Collection entries
+===+

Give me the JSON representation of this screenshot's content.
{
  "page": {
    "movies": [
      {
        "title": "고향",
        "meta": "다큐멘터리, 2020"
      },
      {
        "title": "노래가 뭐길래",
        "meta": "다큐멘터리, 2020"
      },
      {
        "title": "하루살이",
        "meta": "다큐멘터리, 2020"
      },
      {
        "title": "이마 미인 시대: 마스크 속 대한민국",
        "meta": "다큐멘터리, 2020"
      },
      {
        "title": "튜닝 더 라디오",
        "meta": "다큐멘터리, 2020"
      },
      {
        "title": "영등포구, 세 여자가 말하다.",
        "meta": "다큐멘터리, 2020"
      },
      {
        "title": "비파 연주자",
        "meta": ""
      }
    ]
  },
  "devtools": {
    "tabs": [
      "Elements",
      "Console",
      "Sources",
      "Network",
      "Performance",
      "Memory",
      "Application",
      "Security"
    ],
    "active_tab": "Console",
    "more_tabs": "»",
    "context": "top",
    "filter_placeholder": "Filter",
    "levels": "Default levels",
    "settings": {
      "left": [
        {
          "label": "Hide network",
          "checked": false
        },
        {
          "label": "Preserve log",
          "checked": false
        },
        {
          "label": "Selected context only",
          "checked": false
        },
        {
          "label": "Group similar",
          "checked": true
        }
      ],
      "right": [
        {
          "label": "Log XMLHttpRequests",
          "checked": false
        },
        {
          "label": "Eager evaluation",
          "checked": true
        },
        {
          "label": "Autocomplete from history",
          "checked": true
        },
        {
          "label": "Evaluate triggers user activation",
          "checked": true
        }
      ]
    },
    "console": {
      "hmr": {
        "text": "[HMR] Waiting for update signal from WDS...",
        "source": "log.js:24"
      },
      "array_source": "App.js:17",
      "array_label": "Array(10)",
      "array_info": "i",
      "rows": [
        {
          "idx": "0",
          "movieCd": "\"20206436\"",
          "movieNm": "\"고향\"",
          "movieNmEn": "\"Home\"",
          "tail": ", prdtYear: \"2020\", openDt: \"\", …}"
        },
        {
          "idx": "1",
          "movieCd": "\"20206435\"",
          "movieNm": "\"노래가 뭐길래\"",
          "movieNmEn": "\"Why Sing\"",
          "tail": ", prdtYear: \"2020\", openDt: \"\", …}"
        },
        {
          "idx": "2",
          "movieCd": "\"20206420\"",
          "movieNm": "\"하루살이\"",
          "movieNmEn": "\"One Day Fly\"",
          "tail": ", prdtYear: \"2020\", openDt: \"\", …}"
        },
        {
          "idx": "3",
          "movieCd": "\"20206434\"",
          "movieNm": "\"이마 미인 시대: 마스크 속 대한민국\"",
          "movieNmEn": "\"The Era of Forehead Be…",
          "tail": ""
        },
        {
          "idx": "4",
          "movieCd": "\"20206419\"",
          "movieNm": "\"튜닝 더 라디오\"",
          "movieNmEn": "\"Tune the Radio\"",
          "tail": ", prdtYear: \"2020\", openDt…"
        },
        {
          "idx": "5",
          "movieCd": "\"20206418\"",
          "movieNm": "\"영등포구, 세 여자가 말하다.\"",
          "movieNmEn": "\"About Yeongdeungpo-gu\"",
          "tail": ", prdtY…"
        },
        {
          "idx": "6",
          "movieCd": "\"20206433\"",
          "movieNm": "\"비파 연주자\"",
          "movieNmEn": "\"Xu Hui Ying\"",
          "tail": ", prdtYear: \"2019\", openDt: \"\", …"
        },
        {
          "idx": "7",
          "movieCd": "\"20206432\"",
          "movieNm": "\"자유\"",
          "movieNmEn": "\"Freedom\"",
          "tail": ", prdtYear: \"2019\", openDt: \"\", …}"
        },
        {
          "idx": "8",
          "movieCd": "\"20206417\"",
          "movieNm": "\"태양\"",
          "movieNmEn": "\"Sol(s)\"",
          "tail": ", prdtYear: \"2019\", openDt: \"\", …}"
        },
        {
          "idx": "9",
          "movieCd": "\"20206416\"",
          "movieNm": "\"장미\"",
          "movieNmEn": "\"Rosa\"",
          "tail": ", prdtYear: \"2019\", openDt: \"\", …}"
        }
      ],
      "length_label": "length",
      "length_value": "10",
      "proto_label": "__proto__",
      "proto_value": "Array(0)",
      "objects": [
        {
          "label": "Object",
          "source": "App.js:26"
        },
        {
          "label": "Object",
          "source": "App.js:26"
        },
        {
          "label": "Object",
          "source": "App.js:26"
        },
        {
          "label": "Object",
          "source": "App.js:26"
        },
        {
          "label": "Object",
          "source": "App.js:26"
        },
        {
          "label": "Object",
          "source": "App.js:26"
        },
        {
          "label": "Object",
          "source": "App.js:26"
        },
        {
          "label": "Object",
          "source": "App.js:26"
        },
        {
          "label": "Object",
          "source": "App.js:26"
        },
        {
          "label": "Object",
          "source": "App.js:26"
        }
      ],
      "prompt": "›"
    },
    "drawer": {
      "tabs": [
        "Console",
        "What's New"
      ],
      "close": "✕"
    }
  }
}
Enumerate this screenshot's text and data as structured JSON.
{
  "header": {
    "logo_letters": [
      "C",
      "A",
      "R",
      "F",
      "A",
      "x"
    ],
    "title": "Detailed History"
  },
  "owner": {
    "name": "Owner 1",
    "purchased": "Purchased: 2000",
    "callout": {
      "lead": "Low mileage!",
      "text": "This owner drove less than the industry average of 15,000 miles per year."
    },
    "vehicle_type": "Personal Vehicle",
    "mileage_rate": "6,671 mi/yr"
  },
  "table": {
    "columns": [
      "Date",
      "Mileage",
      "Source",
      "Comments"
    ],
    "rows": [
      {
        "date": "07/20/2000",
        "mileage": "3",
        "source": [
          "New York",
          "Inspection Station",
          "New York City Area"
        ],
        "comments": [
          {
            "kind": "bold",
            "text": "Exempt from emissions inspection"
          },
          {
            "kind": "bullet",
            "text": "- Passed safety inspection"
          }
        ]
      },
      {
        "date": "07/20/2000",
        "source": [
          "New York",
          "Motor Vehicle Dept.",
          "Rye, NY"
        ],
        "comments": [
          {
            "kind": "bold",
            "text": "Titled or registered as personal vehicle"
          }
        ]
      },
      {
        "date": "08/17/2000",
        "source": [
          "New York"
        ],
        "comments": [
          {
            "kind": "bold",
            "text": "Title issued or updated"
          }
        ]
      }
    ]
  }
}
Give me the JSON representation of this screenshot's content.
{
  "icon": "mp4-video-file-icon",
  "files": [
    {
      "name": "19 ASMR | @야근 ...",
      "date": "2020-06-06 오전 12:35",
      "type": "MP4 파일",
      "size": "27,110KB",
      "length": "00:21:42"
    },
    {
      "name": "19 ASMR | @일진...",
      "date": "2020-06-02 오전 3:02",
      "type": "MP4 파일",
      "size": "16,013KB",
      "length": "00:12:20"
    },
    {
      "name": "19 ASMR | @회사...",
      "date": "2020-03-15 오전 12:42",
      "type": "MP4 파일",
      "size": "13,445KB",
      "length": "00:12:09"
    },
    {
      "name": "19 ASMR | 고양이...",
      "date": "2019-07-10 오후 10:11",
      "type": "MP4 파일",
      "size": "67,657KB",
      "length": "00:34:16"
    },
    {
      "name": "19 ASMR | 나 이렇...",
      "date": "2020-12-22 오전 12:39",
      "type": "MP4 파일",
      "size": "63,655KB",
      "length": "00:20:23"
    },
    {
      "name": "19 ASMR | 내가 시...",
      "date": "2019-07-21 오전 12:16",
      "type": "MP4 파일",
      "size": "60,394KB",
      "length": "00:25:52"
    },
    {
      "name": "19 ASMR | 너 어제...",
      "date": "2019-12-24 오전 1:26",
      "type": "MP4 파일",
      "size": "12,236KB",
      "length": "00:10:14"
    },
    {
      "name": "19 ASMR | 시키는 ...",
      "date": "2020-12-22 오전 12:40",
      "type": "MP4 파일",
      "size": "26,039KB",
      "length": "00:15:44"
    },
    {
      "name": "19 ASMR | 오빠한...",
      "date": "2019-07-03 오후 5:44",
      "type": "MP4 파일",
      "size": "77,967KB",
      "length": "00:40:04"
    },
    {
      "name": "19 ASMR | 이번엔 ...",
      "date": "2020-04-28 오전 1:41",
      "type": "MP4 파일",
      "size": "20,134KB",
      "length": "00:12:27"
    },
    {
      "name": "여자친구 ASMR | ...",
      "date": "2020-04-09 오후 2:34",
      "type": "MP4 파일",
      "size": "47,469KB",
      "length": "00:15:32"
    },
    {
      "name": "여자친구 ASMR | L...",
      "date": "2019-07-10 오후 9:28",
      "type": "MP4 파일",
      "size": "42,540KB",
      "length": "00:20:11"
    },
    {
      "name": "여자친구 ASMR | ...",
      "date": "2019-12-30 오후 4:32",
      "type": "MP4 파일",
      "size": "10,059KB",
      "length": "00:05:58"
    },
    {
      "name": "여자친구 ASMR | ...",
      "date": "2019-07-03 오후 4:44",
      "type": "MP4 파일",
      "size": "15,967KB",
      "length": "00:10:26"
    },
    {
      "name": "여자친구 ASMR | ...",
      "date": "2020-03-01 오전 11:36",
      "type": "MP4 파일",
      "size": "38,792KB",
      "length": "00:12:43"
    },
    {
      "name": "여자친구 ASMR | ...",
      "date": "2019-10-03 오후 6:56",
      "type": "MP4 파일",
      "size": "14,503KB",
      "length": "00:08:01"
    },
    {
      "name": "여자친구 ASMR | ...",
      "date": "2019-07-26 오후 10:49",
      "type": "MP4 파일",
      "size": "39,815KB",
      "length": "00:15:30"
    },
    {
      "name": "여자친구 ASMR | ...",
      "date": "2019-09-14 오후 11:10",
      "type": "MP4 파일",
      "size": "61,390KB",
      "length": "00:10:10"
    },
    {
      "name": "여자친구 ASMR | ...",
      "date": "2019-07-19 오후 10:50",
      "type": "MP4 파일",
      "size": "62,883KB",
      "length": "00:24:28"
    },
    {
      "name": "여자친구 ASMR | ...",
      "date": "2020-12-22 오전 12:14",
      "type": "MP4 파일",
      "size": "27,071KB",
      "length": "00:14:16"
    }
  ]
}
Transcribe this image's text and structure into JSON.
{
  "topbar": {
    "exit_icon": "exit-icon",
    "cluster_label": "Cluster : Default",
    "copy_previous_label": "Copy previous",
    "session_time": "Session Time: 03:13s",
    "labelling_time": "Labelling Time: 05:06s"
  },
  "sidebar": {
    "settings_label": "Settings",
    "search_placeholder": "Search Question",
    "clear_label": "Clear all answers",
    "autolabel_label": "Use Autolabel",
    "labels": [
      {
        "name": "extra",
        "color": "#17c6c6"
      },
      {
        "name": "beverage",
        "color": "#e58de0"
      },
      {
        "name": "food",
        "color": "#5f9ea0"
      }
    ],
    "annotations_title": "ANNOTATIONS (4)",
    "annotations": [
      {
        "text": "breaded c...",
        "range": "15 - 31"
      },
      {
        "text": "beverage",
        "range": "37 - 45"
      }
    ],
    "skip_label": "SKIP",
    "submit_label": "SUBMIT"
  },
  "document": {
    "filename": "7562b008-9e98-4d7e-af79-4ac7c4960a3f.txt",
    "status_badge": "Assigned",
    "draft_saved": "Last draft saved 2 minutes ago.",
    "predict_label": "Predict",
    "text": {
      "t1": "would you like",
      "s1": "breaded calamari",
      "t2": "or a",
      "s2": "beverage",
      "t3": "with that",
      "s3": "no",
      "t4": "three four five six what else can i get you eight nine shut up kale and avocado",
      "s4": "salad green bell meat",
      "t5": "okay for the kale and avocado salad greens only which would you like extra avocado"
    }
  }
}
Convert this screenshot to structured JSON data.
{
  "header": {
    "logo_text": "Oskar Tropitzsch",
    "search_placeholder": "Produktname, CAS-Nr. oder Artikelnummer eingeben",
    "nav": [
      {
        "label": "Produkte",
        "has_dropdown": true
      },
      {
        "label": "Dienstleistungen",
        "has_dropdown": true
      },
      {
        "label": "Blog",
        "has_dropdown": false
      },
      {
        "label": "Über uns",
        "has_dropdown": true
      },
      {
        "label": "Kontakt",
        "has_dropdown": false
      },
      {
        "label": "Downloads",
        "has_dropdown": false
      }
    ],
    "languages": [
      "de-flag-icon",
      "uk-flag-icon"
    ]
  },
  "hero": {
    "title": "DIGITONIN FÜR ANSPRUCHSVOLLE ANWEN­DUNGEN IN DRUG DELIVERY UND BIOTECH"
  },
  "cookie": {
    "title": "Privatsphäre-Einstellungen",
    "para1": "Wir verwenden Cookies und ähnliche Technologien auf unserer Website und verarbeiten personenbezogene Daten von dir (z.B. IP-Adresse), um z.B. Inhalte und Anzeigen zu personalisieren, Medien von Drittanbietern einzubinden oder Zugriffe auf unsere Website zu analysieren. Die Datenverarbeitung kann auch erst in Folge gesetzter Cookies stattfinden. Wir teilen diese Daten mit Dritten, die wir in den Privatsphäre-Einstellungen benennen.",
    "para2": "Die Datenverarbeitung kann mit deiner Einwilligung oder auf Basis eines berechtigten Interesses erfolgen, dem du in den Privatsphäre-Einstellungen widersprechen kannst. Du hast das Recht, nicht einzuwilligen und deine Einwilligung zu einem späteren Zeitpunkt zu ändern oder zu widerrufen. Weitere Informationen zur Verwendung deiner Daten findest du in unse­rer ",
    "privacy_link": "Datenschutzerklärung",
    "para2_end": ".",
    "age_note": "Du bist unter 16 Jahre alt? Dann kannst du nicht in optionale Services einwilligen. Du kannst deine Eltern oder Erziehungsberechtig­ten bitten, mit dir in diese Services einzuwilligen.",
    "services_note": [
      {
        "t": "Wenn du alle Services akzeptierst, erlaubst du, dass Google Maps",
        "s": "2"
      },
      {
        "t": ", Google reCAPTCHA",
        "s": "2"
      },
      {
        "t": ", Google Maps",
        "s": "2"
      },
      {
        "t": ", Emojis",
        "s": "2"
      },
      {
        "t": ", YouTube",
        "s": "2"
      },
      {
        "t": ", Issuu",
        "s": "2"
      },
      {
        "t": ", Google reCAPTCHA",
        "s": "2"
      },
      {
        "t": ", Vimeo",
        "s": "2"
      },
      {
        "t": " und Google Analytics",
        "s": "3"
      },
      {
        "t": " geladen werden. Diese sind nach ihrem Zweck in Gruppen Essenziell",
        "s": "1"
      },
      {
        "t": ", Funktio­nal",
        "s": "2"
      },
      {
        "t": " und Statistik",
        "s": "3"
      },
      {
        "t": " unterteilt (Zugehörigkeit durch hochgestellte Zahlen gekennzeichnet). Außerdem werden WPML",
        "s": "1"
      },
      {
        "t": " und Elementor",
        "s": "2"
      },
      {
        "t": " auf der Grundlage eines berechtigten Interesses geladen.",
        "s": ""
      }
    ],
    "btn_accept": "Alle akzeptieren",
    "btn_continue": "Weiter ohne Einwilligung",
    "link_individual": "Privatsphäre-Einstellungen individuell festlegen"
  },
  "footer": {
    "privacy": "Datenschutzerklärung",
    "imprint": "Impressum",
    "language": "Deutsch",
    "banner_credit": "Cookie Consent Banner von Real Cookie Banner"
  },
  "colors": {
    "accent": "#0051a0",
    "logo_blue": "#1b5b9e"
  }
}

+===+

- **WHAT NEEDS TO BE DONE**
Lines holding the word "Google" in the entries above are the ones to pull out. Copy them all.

- **ANSWER BELOW**
        "t": "Wenn du alle Services akzeptierst, erlaubst du, dass Google Maps",
        "t": ", Google reCAPTCHA",
        "t": ", Google Maps",
        "t": ", Google reCAPTCHA",
        "t": " und Google Analytics",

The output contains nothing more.